__TRY IT__: In the data below, find each line that contains the word "have" and copy it.

[Web page and app entries]
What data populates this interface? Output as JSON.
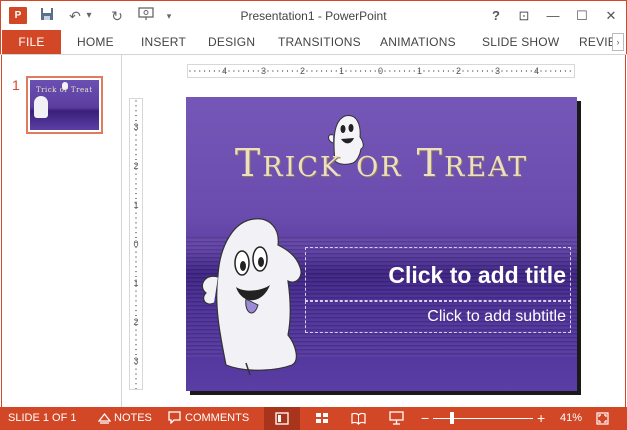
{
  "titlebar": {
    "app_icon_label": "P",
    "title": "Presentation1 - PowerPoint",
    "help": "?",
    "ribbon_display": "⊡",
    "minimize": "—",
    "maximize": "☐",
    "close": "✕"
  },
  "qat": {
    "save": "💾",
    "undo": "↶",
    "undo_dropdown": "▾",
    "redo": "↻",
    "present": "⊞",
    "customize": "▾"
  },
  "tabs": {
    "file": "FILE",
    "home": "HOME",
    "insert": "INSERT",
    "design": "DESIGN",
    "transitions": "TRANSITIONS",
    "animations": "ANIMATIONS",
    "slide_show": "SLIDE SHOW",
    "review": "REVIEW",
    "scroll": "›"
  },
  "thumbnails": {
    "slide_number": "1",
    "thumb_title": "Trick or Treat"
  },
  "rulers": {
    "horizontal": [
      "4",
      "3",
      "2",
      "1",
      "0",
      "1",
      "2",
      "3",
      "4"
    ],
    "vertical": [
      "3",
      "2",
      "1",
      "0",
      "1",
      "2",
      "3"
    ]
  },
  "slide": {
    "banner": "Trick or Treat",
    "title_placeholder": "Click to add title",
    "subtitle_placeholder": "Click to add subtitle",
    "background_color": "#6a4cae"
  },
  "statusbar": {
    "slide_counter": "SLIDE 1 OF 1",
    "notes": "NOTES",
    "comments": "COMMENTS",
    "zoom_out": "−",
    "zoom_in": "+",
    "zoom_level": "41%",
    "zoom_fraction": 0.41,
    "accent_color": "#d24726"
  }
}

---

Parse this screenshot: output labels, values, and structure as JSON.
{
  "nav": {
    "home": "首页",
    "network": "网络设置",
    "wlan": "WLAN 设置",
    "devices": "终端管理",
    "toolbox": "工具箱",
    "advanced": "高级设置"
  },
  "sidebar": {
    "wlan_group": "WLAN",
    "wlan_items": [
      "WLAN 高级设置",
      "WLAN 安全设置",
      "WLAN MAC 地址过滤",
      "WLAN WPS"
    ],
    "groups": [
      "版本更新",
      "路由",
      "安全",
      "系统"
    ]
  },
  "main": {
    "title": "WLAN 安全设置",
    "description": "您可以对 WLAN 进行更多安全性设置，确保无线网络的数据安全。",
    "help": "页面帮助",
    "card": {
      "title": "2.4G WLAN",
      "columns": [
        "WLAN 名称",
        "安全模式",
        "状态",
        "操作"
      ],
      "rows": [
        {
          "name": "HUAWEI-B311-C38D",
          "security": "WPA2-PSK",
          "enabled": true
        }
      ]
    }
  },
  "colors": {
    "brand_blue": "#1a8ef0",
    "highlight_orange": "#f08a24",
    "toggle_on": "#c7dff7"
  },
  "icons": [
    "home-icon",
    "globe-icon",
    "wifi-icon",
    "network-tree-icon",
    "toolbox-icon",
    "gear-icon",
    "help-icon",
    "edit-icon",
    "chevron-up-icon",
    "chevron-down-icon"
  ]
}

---

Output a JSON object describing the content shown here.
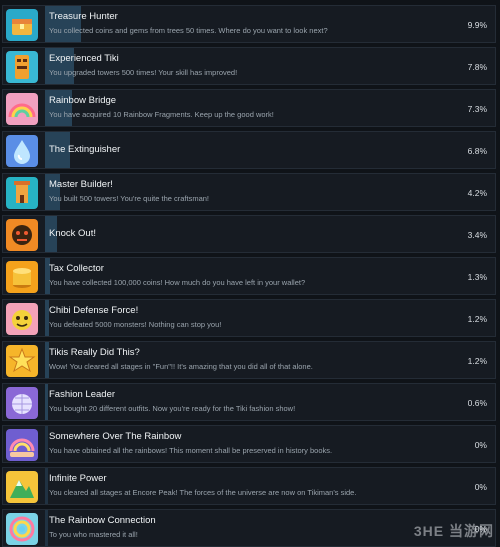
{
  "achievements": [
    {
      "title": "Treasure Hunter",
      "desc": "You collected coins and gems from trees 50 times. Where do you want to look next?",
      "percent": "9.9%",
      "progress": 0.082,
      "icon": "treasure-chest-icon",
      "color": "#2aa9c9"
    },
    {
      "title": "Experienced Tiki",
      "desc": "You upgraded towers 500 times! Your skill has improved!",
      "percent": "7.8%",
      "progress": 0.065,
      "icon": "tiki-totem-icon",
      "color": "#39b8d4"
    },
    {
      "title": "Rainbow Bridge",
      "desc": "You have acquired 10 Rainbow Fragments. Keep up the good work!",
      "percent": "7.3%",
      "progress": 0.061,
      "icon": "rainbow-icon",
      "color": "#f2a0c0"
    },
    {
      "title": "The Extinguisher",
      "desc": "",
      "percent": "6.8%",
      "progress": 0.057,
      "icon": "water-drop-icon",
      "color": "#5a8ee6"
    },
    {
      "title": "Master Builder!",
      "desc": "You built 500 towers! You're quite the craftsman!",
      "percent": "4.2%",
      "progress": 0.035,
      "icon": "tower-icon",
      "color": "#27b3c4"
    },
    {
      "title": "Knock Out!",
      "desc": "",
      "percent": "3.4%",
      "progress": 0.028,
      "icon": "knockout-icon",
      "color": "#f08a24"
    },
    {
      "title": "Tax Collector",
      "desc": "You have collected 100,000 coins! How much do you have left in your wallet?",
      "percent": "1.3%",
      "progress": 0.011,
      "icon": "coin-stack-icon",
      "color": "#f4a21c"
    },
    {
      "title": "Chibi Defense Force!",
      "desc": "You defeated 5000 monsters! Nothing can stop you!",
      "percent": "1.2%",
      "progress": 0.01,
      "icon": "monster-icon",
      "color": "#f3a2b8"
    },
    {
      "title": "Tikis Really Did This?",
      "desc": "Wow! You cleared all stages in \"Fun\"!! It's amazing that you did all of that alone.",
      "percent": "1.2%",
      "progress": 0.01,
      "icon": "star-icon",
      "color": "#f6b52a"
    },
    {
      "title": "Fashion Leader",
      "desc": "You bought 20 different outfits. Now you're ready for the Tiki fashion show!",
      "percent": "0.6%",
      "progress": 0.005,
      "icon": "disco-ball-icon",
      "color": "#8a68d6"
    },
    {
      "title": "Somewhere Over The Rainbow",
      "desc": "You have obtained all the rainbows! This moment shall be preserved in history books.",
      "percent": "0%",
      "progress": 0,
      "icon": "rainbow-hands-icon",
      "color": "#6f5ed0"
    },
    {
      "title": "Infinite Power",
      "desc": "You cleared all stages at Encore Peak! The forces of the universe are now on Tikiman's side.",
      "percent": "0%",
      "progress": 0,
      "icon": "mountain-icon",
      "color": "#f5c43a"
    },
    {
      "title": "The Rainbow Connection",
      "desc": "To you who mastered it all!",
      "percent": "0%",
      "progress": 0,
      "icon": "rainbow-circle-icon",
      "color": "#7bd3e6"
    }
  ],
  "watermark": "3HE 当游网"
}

__REPLY TO THE TASK__:
      "desc": "You have acquired 10 Rainbow Fragments. Keep up the good work!",
      "desc": "You have collected 100,000 coins! How much do you have left in your wallet?",
      "desc": "You have obtained all the rainbows! This moment shall be preserved in history books.",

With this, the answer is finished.